When you uncover your Egyptian beer, the first thing you’ll notice is that it smells like it’s gone bad. This, of course, is because it has. The smell will dissipate completely if you take off the lid and let it air out for a while. It’s safe to drink, I promise! And it tastes completely different from the off-putting initial aroma. Very lightly sour and fizzy, with a little bit of smokiness from the roasted grain. You can also try sweetening it with honey or date syrup, or mixing it with pomegranate juice if there’s a lion-headed goddess you’re trying to intoxicate.

THE VERDICT

This beer is not bad, but it’s also not something I could picture myself ordering at a bar. The rank smell means that I have to rank it behind my Mesopotamian beer recipe, which I’ll share another time. III out of X.

* Adapted from Cooking in Ancient Civilizations by Cathy Kaufman (2006).

Why Am I Doing This?

“No, I can’t have everything. But if only I could control my mind I might be able to experience everything. That’s what I try to do…I want to feel the whole civilised world beating in my heart.” ~ Elagabalus in Family Favourites (1960) by Alfred Duggan

In a world that seems increasingly dangerous, intolerant and cruel, with more than its fair share of present-day suffering, you might wonder, “Why should I care about people who lived and died thousands of years ago, let alone what kind of food they ate?” The past is behind us, and we have to look ahead towards the future, right?

If an ancient Mesopotamian heard you say that, they would strongly disagree. To them, the past lies in front of us and the future lies behind us. We don’t walk forwards through time, but backwards. That’s why we can only glimpse snatches of the future over our shoulder, and that’s why the past gets more distant as time goes by. It recedes from us, a misty horizon line that gets smaller and smaller as we stumble in reverse towards perpetual uncertainty.

We have to keep on shuffling backwards towards our future. That’s unavoidable. But we don’t have to lose the past in the bargain. Sometimes we can stop for a moment, squint at that far-off horizon and try to memorize some scrap of it before it disappears from view.

We can do this, and we should. Not for some debt we owe to the people who walked ahead of us (although we owe them a lot), but for ourselves. Ancient peoples left us their wisdom, the legacy of a thousand lifetimes’ worth of success and failure, wrong conclusions and right decisions: lessons from the past to help carry us towards our future. And they left us so much more besides!  Dirty jokes and heart-wrenching love poems, musings on science and philosophy and war, detailed accounts of the natural world and every human experience. Faced with the same problems and challenges as we are, ancient people offer up an endless number of solutions, testament to the remarkable variety and resilience of our species.

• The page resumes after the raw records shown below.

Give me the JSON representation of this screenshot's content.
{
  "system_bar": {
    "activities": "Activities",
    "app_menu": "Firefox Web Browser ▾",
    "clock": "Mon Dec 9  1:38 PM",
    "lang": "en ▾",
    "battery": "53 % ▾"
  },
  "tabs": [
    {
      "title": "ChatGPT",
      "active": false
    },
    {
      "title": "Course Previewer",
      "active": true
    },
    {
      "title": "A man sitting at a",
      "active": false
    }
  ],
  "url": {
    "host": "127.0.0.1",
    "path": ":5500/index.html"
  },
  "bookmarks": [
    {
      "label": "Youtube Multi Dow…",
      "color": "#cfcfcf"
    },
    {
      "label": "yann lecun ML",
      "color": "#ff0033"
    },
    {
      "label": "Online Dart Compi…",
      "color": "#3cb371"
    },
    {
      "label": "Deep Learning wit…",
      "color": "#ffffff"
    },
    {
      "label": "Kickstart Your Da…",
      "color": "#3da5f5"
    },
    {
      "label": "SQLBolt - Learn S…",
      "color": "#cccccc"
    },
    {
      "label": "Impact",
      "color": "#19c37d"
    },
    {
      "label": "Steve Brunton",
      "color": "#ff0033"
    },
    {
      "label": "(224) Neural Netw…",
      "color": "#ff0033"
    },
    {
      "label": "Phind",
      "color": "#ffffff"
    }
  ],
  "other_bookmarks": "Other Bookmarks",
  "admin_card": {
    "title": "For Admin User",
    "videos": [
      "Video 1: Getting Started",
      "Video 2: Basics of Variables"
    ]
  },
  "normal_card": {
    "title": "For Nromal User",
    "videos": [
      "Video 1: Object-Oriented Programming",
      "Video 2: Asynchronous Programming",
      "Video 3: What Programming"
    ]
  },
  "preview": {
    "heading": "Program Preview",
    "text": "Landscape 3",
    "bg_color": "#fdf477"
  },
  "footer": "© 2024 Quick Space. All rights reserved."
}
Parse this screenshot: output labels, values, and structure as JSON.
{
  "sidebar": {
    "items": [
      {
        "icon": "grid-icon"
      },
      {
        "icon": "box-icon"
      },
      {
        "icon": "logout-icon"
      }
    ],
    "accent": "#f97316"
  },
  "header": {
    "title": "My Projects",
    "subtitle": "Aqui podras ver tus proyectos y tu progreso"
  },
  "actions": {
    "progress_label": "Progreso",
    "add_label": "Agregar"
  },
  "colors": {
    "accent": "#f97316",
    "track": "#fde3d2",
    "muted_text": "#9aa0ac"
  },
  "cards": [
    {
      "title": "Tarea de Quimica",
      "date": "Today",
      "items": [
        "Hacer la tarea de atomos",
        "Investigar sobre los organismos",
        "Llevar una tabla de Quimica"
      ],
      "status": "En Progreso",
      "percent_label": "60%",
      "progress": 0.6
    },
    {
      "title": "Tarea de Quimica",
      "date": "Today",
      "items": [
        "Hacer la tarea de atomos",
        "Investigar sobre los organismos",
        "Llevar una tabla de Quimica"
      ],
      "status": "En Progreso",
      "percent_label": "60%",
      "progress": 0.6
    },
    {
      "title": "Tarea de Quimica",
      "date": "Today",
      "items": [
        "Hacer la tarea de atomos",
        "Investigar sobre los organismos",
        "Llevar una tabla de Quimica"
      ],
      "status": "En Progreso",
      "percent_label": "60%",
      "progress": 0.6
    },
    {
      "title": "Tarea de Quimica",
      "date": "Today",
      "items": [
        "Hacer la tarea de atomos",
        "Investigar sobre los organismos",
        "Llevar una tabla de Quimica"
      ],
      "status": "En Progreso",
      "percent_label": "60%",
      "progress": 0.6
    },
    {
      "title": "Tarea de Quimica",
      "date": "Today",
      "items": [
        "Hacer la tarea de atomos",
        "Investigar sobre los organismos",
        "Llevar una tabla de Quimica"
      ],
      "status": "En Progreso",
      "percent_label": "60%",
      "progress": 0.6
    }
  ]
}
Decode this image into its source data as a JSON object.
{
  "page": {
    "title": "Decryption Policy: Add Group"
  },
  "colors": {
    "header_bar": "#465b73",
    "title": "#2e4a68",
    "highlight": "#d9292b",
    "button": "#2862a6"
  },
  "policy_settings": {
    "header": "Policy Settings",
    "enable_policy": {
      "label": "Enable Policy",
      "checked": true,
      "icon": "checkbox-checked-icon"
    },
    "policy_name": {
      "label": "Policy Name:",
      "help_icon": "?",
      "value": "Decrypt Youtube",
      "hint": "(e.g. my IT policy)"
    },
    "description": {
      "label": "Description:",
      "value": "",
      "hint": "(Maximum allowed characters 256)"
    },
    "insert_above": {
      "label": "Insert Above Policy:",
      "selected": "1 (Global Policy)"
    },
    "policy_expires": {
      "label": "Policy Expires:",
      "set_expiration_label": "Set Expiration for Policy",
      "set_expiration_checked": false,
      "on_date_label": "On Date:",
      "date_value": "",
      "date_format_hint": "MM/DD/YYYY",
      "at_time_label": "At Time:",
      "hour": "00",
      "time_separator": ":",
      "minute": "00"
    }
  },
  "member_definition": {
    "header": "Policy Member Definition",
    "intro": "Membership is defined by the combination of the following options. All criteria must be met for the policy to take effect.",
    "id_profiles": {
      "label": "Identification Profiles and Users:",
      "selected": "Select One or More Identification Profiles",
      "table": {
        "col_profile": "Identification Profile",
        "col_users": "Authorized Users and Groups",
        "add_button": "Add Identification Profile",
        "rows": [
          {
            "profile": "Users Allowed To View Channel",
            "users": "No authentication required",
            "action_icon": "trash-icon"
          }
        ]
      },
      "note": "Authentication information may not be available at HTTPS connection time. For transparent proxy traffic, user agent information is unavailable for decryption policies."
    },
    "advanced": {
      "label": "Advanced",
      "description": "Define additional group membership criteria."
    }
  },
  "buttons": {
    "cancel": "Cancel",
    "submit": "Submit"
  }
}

I say read about ancient peoples and admire their art, yes, but don’t stop there. Sing their songs, laugh at their jokes, eat their food! Bring them back to life, even for a moment. Celebrate the diverse history of humanity, and use those who walked ahead of us, backwards and blind as we are, as a mirror. Choose what was best in them and strive to emulate it. Point out what was worst in them and push back against it.

People in ancient times derived joy from the same sources as people today: food, drink, music, money, beauty, sex. They danced at weddings, haggled with the fishmonger and prayed when their children got sick. They feared the world around them, sometimes for a good reason and sometimes without cause, but they loved that world too, and fiercely.

They were us, and when we learn about them, we learn about ourselves.